What a gorgeous scene this is! The Aspy Fault parallels the mountainous spine seen in photo #1 running to the northeast, continuing out into the Cabot Strait beyond Cape North. The coastal plain below the mountains runs on top of the fault and out to Aspy Bay at the far right of the photo, into which the North Aspy River flows (its course is not visible in this photo). Of the prominences visible here, only three are named:¹ Tenerife Mountain is the massive block closest to the camera in this view; Wilkie Sugar Loaf (this spelling is that of The Nova Scotia Atlas — it is usually just called Sugarloaf) is the pyramid-shaped mountain way down the chain just before the Cape North massif; and Sams Mountain is the mountain just before Wilkie Sugar Loaf.
In photo #2, a telephoto shot to the north captures Tenerife Mountain looming at the middle and right of the photo. The ridge from the middle to the left of the photo is not far from McEvoys Barren, from near which this gorgeous wintry scene was taken looking towards White Point. Grays Hollow Brook flows below this ridge and past Tenerife Mountain to enter the North Aspy River very near the bridge over that river outside Cape North village on the Bay St Lawrence road (its mouth is visible from that bridge).
None of the area seen in photo #1 is inside the Cape Breton Highlands National Park: except for a narrow strip along Grays Hollow Brook at the foot of Tenerife Mountain, the coastal plain, a chunk of Sams Mountain, Wilkie Sugar Loaf, and the Cape North massif, the mountainous spine and the areas to its west are part of the provincial Polletts Cove Aspy Fault Wilderness Area.

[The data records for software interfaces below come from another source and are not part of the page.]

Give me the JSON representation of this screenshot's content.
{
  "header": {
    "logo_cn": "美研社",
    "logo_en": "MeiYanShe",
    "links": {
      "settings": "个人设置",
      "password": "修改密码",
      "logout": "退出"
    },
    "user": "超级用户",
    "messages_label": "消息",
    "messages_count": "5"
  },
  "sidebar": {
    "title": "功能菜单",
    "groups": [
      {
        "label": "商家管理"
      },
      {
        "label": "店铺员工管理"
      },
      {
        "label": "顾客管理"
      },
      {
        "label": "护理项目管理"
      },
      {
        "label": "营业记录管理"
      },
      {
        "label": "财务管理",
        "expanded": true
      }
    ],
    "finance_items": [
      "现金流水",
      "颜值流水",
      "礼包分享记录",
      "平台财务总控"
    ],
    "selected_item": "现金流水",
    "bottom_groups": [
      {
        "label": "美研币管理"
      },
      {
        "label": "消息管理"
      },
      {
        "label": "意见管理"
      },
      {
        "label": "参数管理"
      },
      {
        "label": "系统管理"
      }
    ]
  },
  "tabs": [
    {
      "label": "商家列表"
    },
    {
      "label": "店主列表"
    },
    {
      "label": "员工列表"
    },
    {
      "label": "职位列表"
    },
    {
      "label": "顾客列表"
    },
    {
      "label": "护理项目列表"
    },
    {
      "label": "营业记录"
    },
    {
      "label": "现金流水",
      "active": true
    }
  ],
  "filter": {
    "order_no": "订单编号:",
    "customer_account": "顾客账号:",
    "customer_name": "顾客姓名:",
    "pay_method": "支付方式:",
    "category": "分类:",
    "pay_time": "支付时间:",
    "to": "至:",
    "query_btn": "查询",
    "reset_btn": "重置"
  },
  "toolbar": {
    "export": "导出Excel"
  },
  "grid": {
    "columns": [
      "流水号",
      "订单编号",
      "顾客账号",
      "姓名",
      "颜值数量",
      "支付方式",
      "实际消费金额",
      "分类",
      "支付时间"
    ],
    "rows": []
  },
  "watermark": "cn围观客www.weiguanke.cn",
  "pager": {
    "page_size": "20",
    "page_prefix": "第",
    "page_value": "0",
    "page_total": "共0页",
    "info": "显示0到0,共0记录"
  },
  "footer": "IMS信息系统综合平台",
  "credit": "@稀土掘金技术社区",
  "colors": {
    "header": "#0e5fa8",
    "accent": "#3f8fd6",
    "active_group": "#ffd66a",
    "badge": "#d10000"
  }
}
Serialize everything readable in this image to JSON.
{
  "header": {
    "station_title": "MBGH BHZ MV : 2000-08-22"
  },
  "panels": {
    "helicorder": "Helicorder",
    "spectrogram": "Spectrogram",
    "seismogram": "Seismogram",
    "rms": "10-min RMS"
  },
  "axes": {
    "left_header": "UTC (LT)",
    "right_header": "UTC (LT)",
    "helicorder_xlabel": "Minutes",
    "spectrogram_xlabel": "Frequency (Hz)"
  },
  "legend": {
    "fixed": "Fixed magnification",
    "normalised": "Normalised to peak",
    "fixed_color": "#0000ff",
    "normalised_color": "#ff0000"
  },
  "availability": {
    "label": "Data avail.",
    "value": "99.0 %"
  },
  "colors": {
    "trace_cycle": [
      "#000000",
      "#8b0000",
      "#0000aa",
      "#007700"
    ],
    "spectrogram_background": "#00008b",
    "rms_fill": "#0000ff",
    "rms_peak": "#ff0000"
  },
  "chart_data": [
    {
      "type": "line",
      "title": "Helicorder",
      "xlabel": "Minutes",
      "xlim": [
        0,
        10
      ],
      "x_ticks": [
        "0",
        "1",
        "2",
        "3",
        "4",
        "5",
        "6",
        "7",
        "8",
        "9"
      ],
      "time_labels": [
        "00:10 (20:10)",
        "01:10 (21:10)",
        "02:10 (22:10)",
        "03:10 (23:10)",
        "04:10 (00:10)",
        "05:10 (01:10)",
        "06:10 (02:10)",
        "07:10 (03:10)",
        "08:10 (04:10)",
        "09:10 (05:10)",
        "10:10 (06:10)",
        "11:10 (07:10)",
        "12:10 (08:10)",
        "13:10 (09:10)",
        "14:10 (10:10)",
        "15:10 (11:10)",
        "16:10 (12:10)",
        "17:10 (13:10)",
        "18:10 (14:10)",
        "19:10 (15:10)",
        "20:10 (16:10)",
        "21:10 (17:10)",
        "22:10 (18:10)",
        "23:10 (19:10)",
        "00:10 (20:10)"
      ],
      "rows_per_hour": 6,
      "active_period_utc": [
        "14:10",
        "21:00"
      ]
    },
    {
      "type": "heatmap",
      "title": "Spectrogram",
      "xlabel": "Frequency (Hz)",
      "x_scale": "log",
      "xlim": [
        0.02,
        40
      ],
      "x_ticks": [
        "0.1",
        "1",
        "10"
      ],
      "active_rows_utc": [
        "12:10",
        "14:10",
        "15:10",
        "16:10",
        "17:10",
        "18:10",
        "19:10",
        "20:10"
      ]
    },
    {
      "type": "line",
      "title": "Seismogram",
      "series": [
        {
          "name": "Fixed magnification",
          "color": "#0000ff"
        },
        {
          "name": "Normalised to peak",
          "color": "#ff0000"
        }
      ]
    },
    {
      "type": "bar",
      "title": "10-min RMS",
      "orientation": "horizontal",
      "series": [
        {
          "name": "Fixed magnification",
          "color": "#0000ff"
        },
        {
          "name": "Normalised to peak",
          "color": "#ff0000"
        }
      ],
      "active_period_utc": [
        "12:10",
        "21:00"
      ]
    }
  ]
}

¹ The Nova Scotia Atlas does not name Tenerife Mountain, but that is the name by which it is locally known. So far as I have been able to determine through local inquiries, none of the other prominences are named. All of them, of course, are simply the edges of the Cape Breton Highlands Plateau, which extends inland to the west.↩